C.1400 BCE

The later Prophetic books, including Jeremiah and Ezekiel, are written. Under the rule of the descendants of the Maccabees the Apocryphal books are written and the concept of Midrash Biblical commentary is developed.

The Sanhedrin and other Rabbinical Courts are established and rabbinical commentary on the law begins. This is the traditional date for the beginning of the Jewish dispersion.

The Romans celebrate their victory by erecting a triumphal arch, the Arch of Titus, which still stands in Rome.

The Arch shows Roman soldiers carrying sacred Jewish objects out of the Temple, including the seven-branched golden candlestick 'Menorah' which is described in the Bible. The Roman historian Cassius Dio records that 580,000 Jewish soldiers are killed and over 900 villages and towns destroyed.

The dispersion of the Jewish people as captives, slaves and refugees is accelerated. It takes the form of a logically organised code of Jewish law summarising rabbinical discussion over the previous centuries.

The post-Temple concept of synagogue worship and the form of the liturgy are also developed during this period. This continues until forced conversions to Islam begin in the twelfth century.

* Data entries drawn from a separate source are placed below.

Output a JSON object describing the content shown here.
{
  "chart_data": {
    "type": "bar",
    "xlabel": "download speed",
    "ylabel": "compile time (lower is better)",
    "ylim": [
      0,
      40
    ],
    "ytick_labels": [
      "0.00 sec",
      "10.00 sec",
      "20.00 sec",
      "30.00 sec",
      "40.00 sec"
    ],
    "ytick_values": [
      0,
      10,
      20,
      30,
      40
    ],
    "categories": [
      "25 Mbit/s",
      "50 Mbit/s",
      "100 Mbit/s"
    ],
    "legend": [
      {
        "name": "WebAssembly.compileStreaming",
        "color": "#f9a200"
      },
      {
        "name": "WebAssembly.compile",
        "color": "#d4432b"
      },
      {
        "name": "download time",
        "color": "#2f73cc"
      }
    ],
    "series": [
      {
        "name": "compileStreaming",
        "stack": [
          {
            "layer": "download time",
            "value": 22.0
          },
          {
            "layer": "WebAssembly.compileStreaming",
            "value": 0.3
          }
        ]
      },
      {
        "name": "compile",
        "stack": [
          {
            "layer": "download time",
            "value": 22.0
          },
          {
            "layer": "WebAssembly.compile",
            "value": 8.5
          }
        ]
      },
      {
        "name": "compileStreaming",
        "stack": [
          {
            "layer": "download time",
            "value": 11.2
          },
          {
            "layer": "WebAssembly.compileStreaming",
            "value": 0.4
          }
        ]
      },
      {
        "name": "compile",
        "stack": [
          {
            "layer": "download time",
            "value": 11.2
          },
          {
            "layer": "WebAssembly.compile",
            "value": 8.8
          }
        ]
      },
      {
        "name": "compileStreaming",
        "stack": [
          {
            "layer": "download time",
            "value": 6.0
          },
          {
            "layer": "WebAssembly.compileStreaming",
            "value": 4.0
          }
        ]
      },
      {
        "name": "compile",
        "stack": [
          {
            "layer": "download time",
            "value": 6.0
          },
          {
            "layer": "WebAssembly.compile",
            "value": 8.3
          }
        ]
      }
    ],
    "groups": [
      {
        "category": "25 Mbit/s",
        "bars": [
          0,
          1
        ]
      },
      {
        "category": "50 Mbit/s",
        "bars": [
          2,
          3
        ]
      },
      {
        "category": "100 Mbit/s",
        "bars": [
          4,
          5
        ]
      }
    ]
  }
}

Jewish trade routes reach to India and China, and Jews are later invited to settle by emerging medieval kingdoms in Europe, including Norman England.

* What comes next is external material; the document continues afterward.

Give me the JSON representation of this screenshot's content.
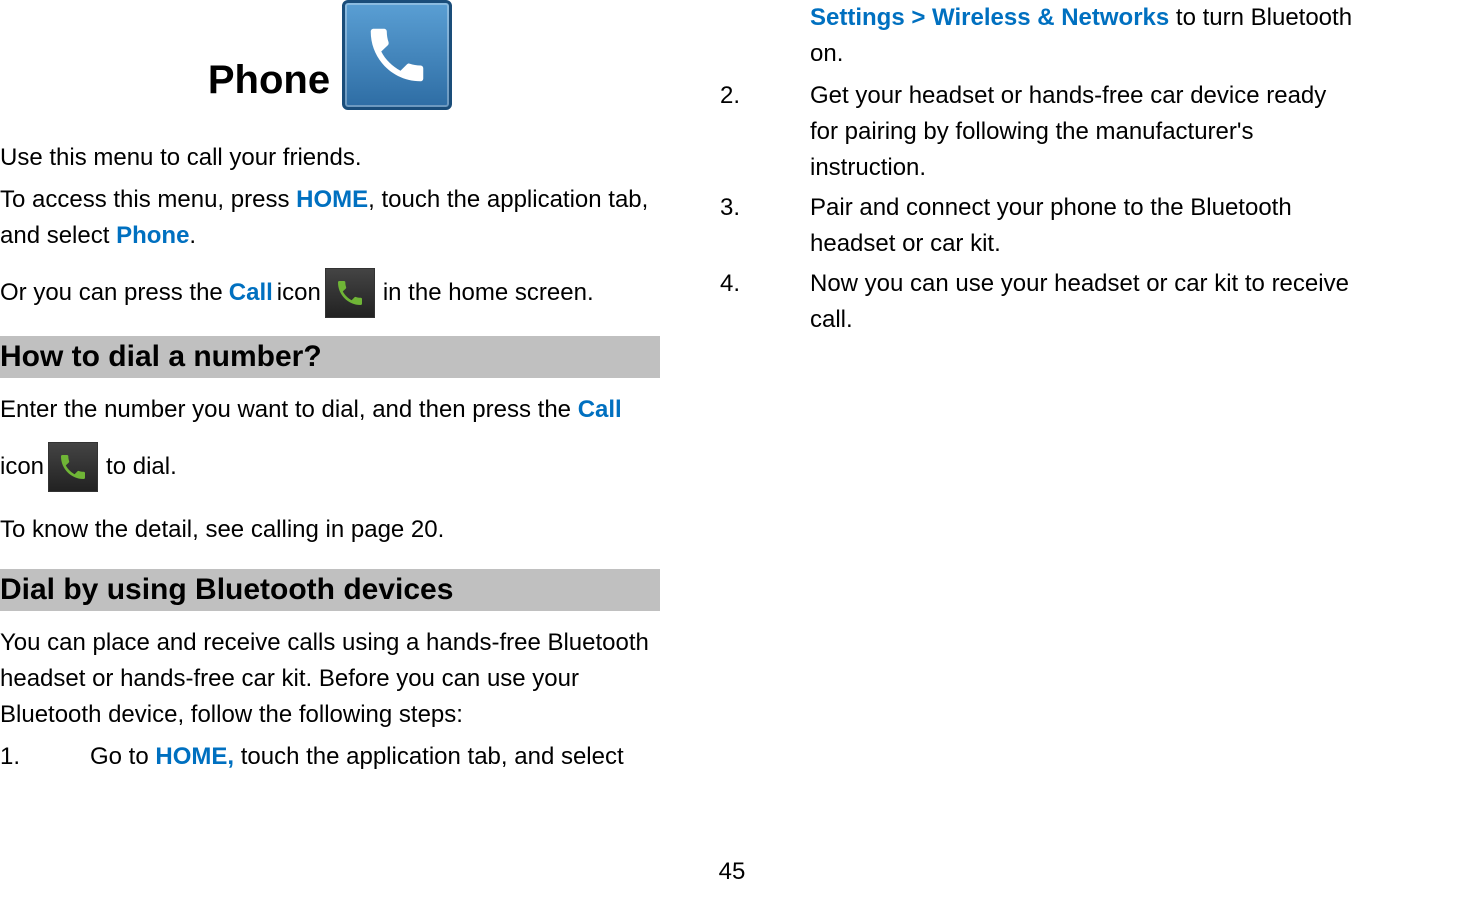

The Medieval rabbis in the Rhineland are very active in biblical commentary and the development of Jewish law, making important improvements in the status of women. As strangers and outsiders in Western Europe, they are oppressed by discriminatory laws and subjected to persecution, periodic expulsions and occasional slaughter. Jewish ghettos exist in Western Europe until the emancipation of the Jews in the nineteenth century.

Lithuanian and Polish rulers invite Jews to settle in eastern Europe, promising self-government and freedom from the ghettos. This is eventually followed by similar emancipation in Britain and the German states and most of Western Europe. Emancipation during the nineteenth century leads some Jews to seek to adapt Judaism to the prevailing European cultures.

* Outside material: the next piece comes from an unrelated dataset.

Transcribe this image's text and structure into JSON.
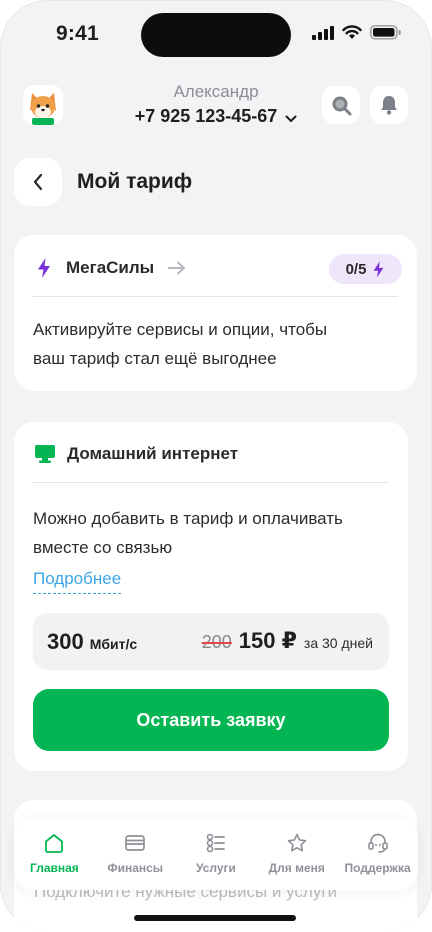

History Crash Course #68: Timeline: From Abraham to the State of Israel

The laws are accompanied by 'pogroms', violent attacks on Jewish neighbourhoods. This movement translates the ancient and continuing religious longing for the restoration of the Jewish homeland into a practical program, commencing with the establishment of settlements in Turkish Palestine in the 1880s.

Zionism becomes an international political movement with the first World Zionist Congress of 1897.

Anti-Jewish laws are introduced in 1935. By 1945 six million Jews have been murdered in Europe in conditions of unprecedented atrocity. Israel is now regarded as central to Jewish life and identity. Many come to Australia, where the Jewish population increases from 23,000 in 1933 to 60,000 in 1960 to about 110,000 by 2008. About 1,000,000 arrive in Israel.